### WORK REQUIRED
Reproduce every record exactly.

GIVEN RECORDS Block Start

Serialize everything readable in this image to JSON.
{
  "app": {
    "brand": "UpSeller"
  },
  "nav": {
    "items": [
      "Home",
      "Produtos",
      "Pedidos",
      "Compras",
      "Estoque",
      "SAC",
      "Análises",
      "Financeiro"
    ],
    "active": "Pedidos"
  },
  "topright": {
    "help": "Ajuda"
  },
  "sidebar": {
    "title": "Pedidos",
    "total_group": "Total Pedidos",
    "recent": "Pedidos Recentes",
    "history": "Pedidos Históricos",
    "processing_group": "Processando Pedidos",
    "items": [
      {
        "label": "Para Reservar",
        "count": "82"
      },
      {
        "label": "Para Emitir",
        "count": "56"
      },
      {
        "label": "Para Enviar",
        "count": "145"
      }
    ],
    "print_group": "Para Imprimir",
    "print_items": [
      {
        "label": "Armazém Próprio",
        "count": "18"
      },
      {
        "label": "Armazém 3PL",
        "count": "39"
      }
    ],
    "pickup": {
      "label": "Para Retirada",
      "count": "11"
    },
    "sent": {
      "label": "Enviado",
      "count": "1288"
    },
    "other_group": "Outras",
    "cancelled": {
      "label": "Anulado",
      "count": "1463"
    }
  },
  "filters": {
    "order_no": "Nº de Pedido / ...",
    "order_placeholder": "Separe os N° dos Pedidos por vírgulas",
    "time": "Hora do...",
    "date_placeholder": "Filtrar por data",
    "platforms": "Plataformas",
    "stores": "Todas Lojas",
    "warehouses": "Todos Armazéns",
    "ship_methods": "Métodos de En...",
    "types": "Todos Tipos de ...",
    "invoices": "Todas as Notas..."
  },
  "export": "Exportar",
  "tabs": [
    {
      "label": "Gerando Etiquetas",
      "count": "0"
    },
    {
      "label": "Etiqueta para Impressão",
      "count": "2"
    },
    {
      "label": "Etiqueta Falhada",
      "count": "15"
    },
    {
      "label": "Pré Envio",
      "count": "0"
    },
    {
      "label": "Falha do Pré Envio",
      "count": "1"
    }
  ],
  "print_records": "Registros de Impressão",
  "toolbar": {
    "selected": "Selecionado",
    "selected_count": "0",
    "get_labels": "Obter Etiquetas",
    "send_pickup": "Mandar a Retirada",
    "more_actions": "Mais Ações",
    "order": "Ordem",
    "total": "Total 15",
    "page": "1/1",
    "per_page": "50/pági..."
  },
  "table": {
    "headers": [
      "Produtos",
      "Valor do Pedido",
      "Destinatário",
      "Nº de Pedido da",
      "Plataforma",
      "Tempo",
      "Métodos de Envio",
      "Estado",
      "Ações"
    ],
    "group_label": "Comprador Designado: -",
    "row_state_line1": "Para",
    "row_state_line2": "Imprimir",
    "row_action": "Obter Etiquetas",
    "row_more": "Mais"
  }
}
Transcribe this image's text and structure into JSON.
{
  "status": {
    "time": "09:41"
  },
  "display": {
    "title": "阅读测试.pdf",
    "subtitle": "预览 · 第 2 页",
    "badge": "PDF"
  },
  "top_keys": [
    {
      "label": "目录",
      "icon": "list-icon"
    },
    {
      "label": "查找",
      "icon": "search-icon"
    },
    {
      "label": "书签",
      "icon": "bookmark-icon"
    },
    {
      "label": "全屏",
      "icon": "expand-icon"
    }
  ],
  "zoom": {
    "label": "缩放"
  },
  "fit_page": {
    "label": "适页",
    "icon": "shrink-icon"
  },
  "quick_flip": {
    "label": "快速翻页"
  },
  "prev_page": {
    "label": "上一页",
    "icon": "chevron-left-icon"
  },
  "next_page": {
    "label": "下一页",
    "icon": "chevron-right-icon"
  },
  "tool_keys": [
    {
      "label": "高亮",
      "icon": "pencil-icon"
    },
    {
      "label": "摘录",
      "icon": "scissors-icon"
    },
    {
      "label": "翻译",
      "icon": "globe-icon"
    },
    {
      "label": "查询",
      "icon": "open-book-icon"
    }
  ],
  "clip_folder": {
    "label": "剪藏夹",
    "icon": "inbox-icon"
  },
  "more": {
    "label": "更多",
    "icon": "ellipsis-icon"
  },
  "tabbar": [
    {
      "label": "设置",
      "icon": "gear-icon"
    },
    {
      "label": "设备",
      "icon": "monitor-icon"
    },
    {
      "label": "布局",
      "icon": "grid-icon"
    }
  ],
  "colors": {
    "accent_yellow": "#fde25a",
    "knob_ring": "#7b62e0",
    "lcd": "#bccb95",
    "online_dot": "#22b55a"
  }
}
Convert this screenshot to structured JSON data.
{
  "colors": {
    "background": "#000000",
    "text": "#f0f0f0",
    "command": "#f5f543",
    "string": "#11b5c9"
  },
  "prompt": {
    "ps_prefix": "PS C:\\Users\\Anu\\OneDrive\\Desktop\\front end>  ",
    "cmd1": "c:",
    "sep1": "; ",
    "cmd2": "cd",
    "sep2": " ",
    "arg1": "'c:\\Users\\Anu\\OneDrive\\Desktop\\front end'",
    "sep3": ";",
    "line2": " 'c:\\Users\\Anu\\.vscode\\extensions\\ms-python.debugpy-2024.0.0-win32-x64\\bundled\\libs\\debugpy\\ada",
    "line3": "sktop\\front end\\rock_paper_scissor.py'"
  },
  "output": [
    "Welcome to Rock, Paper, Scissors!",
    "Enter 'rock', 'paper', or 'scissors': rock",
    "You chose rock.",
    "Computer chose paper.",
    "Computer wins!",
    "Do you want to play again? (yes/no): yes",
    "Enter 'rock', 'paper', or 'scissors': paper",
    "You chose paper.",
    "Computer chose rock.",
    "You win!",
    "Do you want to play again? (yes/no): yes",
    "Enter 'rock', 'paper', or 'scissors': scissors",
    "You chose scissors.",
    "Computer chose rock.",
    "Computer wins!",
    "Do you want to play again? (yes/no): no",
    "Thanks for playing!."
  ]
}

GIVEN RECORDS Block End

### RESPONSE
Serialize everything readable in this image to JSON.
{
  "app": {
    "brand": "UpSeller"
  },
  "nav": {
    "items": [
      "Home",
      "Produtos",
      "Pedidos",
      "Compras",
      "Estoque",
      "SAC",
      "Análises",
      "Financeiro"
    ],
    "active": "Pedidos"
  },
  "topright": {
    "help": "Ajuda"
  },
  "sidebar": {
    "title": "Pedidos",
    "total_group": "Total Pedidos",
    "recent": "Pedidos Recentes",
    "history": "Pedidos Históricos",
    "processing_group": "Processando Pedidos",
    "items": [
      {
        "label": "Para Reservar",
        "count": "82"
      },
      {
        "label": "Para Emitir",
        "count": "56"
      },
      {
        "label": "Para Enviar",
        "count": "145"
      }
    ],
    "print_group": "Para Imprimir",
    "print_items": [
      {
        "label": "Armazém Próprio",
        "count": "18"
      },
      {
        "label": "Armazém 3PL",
        "count": "39"
      }
    ],
    "pickup": {
      "label": "Para Retirada",
      "count": "11"
    },
    "sent": {
      "label": "Enviado",
      "count": "1288"
    },
    "other_group": "Outras",
    "cancelled": {
      "label": "Anulado",
      "count": "1463"
    }
  },
  "filters": {
    "order_no": "Nº de Pedido / ...",
    "order_placeholder": "Separe os N° dos Pedidos por vírgulas",
    "time": "Hora do...",
    "date_placeholder": "Filtrar por data",
    "platforms": "Plataformas",
    "stores": "Todas Lojas",
    "warehouses": "Todos Armazéns",
    "ship_methods": "Métodos de En...",
    "types": "Todos Tipos de ...",
    "invoices": "Todas as Notas..."
  },
  "export": "Exportar",
  "tabs": [
    {
      "label": "Gerando Etiquetas",
      "count": "0"
    },
    {
      "label": "Etiqueta para Impressão",
      "count": "2"
    },
    {
      "label": "Etiqueta Falhada",
      "count": "15"
    },
    {
      "label": "Pré Envio",
      "count": "0"
    },
    {
      "label": "Falha do Pré Envio",
      "count": "1"
    }
  ],
  "print_records": "Registros de Impressão",
  "toolbar": {
    "selected": "Selecionado",
    "selected_count": "0",
    "get_labels": "Obter Etiquetas",
    "send_pickup": "Mandar a Retirada",
    "more_actions": "Mais Ações",
    "order": "Ordem",
    "total": "Total 15",
    "page": "1/1",
    "per_page": "50/pági..."
  },
  "table": {
    "headers": [
      "Produtos",
      "Valor do Pedido",
      "Destinatário",
      "Nº de Pedido da",
      "Plataforma",
      "Tempo",
      "Métodos de Envio",
      "Estado",
      "Ações"
    ],
    "group_label": "Comprador Designado: -",
    "row_state_line1": "Para",
    "row_state_line2": "Imprimir",
    "row_action": "Obter Etiquetas",
    "row_more": "Mais"
  }
}
Transcribe this image's text and structure into JSON.
{
  "status": {
    "time": "09:41"
  },
  "display": {
    "title": "阅读测试.pdf",
    "subtitle": "预览 · 第 2 页",
    "badge": "PDF"
  },
  "top_keys": [
    {
      "label": "目录",
      "icon": "list-icon"
    },
    {
      "label": "查找",
      "icon": "search-icon"
    },
    {
      "label": "书签",
      "icon": "bookmark-icon"
    },
    {
      "label": "全屏",
      "icon": "expand-icon"
    }
  ],
  "zoom": {
    "label": "缩放"
  },
  "fit_page": {
    "label": "适页",
    "icon": "shrink-icon"
  },
  "quick_flip": {
    "label": "快速翻页"
  },
  "prev_page": {
    "label": "上一页",
    "icon": "chevron-left-icon"
  },
  "next_page": {
    "label": "下一页",
    "icon": "chevron-right-icon"
  },
  "tool_keys": [
    {
      "label": "高亮",
      "icon": "pencil-icon"
    },
    {
      "label": "摘录",
      "icon": "scissors-icon"
    },
    {
      "label": "翻译",
      "icon": "globe-icon"
    },
    {
      "label": "查询",
      "icon": "open-book-icon"
    }
  ],
  "clip_folder": {
    "label": "剪藏夹",
    "icon": "inbox-icon"
  },
  "more": {
    "label": "更多",
    "icon": "ellipsis-icon"
  },
  "tabbar": [
    {
      "label": "设置",
      "icon": "gear-icon"
    },
    {
      "label": "设备",
      "icon": "monitor-icon"
    },
    {
      "label": "布局",
      "icon": "grid-icon"
    }
  ],
  "colors": {
    "accent_yellow": "#fde25a",
    "knob_ring": "#7b62e0",
    "lcd": "#bccb95",
    "online_dot": "#22b55a"
  }
}
Convert this screenshot to structured JSON data.
{
  "colors": {
    "background": "#000000",
    "text": "#f0f0f0",
    "command": "#f5f543",
    "string": "#11b5c9"
  },
  "prompt": {
    "ps_prefix": "PS C:\\Users\\Anu\\OneDrive\\Desktop\\front end>  ",
    "cmd1": "c:",
    "sep1": "; ",
    "cmd2": "cd",
    "sep2": " ",
    "arg1": "'c:\\Users\\Anu\\OneDrive\\Desktop\\front end'",
    "sep3": ";",
    "line2": " 'c:\\Users\\Anu\\.vscode\\extensions\\ms-python.debugpy-2024.0.0-win32-x64\\bundled\\libs\\debugpy\\ada",
    "line3": "sktop\\front end\\rock_paper_scissor.py'"
  },
  "output": [
    "Welcome to Rock, Paper, Scissors!",
    "Enter 'rock', 'paper', or 'scissors': rock",
    "You chose rock.",
    "Computer chose paper.",
    "Computer wins!",
    "Do you want to play again? (yes/no): yes",
    "Enter 'rock', 'paper', or 'scissors': paper",
    "You chose paper.",
    "Computer chose rock.",
    "You win!",
    "Do you want to play again? (yes/no): yes",
    "Enter 'rock', 'paper', or 'scissors': scissors",
    "You chose scissors.",
    "Computer chose rock.",
    "Computer wins!",
    "Do you want to play again? (yes/no): no",
    "Thanks for playing!."
  ]
}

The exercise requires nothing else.